== Segment start ==

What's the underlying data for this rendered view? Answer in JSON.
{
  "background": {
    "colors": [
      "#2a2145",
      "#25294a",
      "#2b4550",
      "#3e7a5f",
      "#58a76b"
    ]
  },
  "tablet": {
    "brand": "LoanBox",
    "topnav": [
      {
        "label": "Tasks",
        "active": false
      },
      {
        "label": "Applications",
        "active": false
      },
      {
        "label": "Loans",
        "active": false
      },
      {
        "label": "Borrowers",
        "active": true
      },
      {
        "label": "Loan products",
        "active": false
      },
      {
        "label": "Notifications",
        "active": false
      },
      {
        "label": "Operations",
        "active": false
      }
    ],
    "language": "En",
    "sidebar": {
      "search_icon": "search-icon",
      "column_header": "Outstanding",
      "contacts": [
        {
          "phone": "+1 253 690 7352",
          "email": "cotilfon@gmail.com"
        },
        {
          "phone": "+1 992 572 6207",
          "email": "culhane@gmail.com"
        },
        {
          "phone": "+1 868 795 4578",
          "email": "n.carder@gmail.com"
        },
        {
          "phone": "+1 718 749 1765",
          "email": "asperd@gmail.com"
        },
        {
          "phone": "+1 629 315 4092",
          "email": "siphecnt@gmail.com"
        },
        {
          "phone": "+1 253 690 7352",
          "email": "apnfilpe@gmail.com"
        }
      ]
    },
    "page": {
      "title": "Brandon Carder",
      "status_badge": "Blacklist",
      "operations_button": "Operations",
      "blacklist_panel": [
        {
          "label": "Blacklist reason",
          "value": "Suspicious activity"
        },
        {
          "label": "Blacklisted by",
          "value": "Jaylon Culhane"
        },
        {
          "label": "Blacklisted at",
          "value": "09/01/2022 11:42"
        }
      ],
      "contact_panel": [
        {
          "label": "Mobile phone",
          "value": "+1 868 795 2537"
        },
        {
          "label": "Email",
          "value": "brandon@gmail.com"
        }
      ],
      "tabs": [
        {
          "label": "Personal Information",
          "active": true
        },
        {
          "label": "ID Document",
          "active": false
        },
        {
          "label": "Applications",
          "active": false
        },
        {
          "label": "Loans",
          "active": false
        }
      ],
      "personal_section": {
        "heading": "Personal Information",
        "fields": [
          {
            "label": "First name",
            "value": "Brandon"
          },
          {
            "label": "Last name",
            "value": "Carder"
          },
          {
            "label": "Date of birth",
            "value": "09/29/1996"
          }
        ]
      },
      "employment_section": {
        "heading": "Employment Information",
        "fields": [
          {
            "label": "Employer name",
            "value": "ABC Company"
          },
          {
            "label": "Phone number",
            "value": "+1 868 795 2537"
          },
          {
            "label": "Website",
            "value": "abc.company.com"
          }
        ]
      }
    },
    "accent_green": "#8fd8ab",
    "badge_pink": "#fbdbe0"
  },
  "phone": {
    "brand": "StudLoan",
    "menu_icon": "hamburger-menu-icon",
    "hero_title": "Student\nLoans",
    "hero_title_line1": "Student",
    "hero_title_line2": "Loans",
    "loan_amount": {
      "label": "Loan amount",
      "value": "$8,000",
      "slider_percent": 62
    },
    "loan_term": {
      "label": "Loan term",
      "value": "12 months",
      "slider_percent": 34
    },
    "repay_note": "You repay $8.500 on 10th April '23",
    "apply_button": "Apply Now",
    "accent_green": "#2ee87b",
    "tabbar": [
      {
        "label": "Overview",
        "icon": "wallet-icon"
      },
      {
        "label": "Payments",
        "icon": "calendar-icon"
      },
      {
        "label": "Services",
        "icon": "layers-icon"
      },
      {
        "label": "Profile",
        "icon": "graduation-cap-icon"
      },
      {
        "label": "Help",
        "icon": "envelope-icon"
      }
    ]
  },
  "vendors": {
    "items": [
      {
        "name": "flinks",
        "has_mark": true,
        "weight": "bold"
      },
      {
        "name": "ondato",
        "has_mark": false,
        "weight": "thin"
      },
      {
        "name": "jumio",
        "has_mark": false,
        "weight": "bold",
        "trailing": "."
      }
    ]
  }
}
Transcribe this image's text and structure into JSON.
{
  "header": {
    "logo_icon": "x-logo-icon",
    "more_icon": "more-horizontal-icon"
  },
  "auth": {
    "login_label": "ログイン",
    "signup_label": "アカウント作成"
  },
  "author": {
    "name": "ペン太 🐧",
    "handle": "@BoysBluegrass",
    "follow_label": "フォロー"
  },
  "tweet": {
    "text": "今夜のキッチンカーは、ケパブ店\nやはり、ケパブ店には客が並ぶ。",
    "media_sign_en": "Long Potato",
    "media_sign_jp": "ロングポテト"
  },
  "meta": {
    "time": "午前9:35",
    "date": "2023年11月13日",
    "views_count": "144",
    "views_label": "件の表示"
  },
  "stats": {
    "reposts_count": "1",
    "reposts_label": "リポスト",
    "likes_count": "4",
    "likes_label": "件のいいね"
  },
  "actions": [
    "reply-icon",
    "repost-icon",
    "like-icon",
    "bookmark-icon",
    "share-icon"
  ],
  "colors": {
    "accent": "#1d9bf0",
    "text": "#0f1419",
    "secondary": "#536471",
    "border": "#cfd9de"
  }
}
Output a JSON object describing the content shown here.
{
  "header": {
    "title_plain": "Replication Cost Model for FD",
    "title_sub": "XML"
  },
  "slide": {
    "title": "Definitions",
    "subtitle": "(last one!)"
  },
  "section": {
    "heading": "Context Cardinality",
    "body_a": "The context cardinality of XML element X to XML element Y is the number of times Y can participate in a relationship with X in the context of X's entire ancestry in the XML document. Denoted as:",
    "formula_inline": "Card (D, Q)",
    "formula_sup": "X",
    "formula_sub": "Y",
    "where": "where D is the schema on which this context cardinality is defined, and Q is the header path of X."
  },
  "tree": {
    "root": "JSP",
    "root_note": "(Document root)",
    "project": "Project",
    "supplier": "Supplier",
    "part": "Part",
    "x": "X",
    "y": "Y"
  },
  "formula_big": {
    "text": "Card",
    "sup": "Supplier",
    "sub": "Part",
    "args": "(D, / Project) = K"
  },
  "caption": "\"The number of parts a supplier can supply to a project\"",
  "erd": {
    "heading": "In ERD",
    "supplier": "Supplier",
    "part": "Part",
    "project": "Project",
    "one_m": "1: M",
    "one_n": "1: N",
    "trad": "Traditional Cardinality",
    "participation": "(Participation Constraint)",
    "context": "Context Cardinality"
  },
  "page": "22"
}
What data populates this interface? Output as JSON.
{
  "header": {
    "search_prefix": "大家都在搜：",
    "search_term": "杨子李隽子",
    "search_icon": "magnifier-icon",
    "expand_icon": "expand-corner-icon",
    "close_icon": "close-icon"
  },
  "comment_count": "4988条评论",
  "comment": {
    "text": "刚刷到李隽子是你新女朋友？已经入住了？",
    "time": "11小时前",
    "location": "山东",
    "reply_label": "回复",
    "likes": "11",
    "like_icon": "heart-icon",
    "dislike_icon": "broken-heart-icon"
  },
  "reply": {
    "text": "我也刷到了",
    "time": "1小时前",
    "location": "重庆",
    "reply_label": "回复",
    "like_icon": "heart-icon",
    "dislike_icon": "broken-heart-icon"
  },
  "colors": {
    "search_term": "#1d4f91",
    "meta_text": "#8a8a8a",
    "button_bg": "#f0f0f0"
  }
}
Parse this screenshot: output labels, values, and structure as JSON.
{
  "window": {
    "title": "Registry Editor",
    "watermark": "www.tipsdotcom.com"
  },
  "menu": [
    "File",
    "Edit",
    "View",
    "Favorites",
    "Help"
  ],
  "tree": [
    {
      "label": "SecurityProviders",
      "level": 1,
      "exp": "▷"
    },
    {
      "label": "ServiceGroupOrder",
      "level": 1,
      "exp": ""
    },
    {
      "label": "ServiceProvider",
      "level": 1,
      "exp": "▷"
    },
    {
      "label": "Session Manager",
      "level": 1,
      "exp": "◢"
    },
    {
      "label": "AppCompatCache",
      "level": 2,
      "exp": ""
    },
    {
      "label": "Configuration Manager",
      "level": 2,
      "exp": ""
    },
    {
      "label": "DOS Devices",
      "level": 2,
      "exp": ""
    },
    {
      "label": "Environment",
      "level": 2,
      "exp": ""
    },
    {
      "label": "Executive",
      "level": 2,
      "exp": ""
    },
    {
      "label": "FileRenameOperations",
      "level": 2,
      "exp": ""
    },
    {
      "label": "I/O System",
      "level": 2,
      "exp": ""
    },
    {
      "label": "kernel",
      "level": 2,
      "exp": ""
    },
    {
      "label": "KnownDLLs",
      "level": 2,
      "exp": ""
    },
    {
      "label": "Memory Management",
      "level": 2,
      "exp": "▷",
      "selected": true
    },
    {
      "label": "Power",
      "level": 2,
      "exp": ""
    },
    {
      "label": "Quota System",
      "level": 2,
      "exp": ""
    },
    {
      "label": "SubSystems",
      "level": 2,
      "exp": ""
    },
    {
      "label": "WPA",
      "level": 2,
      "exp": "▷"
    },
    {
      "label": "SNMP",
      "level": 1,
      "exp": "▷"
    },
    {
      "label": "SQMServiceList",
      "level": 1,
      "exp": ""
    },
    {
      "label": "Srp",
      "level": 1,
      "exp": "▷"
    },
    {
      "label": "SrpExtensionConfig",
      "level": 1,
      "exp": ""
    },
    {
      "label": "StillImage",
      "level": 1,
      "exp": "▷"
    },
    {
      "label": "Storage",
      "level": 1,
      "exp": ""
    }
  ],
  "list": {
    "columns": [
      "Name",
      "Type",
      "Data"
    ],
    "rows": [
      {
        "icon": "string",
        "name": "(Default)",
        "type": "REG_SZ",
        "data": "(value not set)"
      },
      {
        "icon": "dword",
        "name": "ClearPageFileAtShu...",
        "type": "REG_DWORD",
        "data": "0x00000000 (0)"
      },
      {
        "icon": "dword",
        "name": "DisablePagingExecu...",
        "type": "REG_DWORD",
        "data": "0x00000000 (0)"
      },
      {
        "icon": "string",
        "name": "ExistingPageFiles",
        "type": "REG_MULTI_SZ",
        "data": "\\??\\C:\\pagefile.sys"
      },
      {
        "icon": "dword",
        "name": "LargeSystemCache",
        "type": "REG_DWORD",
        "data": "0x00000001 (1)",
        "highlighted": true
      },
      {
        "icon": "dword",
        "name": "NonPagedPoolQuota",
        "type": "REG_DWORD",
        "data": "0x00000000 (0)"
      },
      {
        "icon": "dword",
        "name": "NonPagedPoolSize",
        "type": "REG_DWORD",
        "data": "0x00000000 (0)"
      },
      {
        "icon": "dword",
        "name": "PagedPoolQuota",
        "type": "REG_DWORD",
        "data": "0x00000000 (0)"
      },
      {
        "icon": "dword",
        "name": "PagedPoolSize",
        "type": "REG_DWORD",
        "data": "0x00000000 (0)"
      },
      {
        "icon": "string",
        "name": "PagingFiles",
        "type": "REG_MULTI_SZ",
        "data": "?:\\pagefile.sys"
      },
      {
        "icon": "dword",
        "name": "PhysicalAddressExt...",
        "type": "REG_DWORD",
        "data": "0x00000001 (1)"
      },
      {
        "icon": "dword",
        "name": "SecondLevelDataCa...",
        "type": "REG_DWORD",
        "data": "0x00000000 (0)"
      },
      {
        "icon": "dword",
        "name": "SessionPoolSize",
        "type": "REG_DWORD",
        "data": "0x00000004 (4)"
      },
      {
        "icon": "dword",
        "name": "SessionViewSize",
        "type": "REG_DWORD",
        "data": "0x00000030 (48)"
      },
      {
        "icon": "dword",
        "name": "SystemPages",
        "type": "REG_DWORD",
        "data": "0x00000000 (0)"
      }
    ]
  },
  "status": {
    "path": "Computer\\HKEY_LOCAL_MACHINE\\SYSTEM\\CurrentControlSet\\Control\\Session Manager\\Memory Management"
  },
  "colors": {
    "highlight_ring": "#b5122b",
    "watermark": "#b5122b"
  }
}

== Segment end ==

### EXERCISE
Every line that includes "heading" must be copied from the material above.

### COMPLETED EXERCISE
        "heading": "Personal Information",
        "heading": "Employment Information",
    "heading": "Context Cardinality",
    "heading": "In ERD",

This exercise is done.